EXERCISE DATA Block Start

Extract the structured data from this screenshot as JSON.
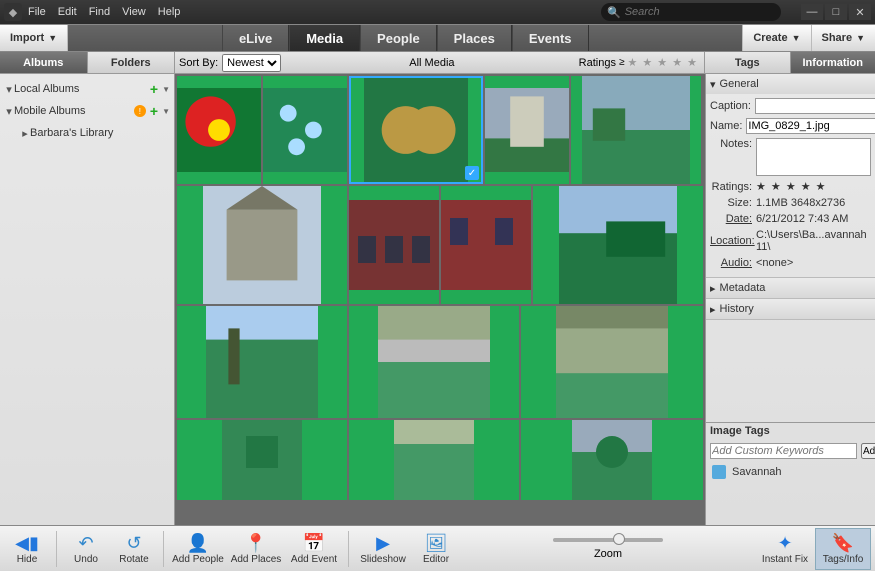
{
  "menu": {
    "file": "File",
    "edit": "Edit",
    "find": "Find",
    "view": "View",
    "help": "Help"
  },
  "search_placeholder": "Search",
  "toolbar": {
    "import": "Import",
    "create": "Create",
    "share": "Share"
  },
  "tabs": {
    "elive": "eLive",
    "media": "Media",
    "people": "People",
    "places": "Places",
    "events": "Events"
  },
  "subtabs_left": {
    "albums": "Albums",
    "folders": "Folders"
  },
  "subtabs_right": {
    "tags": "Tags",
    "information": "Information"
  },
  "sortby_label": "Sort By:",
  "sort_value": "Newest",
  "all_media": "All Media",
  "ratings_label": "Ratings",
  "sidebar": {
    "local": "Local Albums",
    "mobile": "Mobile Albums",
    "mobile_item": "Barbara's Library"
  },
  "info": {
    "general": "General",
    "caption_lbl": "Caption:",
    "caption": "",
    "name_lbl": "Name:",
    "name": "IMG_0829_1.jpg",
    "notes_lbl": "Notes:",
    "notes": "",
    "ratings_lbl": "Ratings:",
    "size_lbl": "Size:",
    "size": "1.1MB  3648x2736",
    "date_lbl": "Date:",
    "date": "6/21/2012 7:43 AM",
    "location_lbl": "Location:",
    "location": "C:\\Users\\Ba...avannah 11\\",
    "audio_lbl": "Audio:",
    "audio": "<none>",
    "metadata": "Metadata",
    "history": "History"
  },
  "imgtags": {
    "title": "Image Tags",
    "placeholder": "Add Custom Keywords",
    "add": "Add",
    "tag1": "Savannah"
  },
  "bottom": {
    "hide": "Hide",
    "undo": "Undo",
    "rotate": "Rotate",
    "addpeople": "Add People",
    "addplaces": "Add Places",
    "addevent": "Add Event",
    "slideshow": "Slideshow",
    "editor": "Editor",
    "zoom": "Zoom",
    "instantfix": "Instant Fix",
    "tagsinfo": "Tags/Info"
  }
}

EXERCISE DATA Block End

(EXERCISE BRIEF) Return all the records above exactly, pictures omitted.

(TASK RESPONSE)
Extract the structured data from this screenshot as JSON.
{
  "menu": {
    "file": "File",
    "edit": "Edit",
    "find": "Find",
    "view": "View",
    "help": "Help"
  },
  "search_placeholder": "Search",
  "toolbar": {
    "import": "Import",
    "create": "Create",
    "share": "Share"
  },
  "tabs": {
    "elive": "eLive",
    "media": "Media",
    "people": "People",
    "places": "Places",
    "events": "Events"
  },
  "subtabs_left": {
    "albums": "Albums",
    "folders": "Folders"
  },
  "subtabs_right": {
    "tags": "Tags",
    "information": "Information"
  },
  "sortby_label": "Sort By:",
  "sort_value": "Newest",
  "all_media": "All Media",
  "ratings_label": "Ratings",
  "sidebar": {
    "local": "Local Albums",
    "mobile": "Mobile Albums",
    "mobile_item": "Barbara's Library"
  },
  "info": {
    "general": "General",
    "caption_lbl": "Caption:",
    "caption": "",
    "name_lbl": "Name:",
    "name": "IMG_0829_1.jpg",
    "notes_lbl": "Notes:",
    "notes": "",
    "ratings_lbl": "Ratings:",
    "size_lbl": "Size:",
    "size": "1.1MB  3648x2736",
    "date_lbl": "Date:",
    "date": "6/21/2012 7:43 AM",
    "location_lbl": "Location:",
    "location": "C:\\Users\\Ba...avannah 11\\",
    "audio_lbl": "Audio:",
    "audio": "<none>",
    "metadata": "Metadata",
    "history": "History"
  },
  "imgtags": {
    "title": "Image Tags",
    "placeholder": "Add Custom Keywords",
    "add": "Add",
    "tag1": "Savannah"
  },
  "bottom": {
    "hide": "Hide",
    "undo": "Undo",
    "rotate": "Rotate",
    "addpeople": "Add People",
    "addplaces": "Add Places",
    "addevent": "Add Event",
    "slideshow": "Slideshow",
    "editor": "Editor",
    "zoom": "Zoom",
    "instantfix": "Instant Fix",
    "tagsinfo": "Tags/Info"
  }
}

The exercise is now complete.